TASK REQUIREMENTS: Find the word "Rechnungen" below. Copy each line that has it.

(Items listed in a dataset)
※

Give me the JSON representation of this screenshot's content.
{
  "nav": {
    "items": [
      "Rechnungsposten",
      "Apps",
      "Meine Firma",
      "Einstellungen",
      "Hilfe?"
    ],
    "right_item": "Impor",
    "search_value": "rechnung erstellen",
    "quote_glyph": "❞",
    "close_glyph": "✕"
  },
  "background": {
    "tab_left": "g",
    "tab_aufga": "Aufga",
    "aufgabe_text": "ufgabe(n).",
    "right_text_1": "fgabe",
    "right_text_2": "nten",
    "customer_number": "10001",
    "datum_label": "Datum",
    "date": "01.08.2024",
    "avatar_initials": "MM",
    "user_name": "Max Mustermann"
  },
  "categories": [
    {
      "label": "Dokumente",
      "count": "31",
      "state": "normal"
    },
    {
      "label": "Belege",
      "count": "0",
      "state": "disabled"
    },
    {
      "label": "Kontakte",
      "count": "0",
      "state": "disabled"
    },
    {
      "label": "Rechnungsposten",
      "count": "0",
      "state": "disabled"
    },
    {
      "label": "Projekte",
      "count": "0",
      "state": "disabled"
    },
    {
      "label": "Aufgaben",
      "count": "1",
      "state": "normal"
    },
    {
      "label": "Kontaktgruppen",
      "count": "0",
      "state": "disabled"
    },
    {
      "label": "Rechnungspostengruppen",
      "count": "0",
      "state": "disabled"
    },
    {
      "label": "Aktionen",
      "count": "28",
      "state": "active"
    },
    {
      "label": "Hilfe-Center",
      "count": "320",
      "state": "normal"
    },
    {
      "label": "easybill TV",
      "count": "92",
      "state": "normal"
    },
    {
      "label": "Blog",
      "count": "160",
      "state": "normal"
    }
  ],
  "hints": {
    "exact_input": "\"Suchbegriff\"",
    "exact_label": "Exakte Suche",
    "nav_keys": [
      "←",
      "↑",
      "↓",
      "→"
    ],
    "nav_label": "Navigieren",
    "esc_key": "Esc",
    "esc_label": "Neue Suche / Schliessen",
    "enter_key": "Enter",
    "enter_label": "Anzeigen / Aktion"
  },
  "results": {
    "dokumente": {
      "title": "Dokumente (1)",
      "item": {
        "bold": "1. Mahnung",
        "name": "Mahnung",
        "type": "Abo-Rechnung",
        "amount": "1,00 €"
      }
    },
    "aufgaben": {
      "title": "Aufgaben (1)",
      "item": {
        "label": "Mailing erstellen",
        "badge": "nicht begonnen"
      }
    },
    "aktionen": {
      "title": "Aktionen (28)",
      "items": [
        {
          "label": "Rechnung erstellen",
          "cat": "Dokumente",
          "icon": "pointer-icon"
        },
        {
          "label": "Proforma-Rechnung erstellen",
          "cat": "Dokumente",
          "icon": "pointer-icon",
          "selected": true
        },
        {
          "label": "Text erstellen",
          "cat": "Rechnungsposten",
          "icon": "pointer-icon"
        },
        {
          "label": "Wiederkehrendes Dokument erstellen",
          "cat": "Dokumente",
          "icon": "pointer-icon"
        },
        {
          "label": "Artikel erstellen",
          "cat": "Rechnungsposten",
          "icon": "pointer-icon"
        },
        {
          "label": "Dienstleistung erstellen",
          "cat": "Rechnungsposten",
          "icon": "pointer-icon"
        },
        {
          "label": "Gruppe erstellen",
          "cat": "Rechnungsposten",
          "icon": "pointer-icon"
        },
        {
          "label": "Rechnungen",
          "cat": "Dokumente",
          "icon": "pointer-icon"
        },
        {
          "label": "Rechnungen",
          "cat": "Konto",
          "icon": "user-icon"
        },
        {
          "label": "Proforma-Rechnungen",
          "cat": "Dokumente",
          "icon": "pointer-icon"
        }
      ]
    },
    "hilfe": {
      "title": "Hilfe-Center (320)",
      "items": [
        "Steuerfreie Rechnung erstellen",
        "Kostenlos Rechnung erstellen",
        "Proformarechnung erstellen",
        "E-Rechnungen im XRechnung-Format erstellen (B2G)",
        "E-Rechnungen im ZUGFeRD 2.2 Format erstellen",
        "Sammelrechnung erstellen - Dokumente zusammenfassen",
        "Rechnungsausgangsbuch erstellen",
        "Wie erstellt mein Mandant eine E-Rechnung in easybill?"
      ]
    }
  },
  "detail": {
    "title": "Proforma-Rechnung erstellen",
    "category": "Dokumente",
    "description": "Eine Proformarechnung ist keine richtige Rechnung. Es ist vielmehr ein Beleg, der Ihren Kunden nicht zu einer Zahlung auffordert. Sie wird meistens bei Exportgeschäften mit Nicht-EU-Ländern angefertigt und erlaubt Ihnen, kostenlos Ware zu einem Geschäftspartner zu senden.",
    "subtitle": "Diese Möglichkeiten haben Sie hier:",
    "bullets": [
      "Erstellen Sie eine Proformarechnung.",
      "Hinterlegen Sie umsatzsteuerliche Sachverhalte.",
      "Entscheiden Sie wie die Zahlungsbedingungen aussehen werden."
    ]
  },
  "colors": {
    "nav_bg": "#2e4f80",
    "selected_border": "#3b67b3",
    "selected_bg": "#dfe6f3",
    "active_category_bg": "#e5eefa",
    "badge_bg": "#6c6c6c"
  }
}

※

ANSWER TO THE PROBLEM:
          "label": "Rechnungen",
          "label": "Rechnungen",
          "label": "Proforma-Rechnungen",
        "E-Rechnungen im XRechnung-Format erstellen (B2G)",
        "E-Rechnungen im ZUGFeRD 2.2 Format erstellen",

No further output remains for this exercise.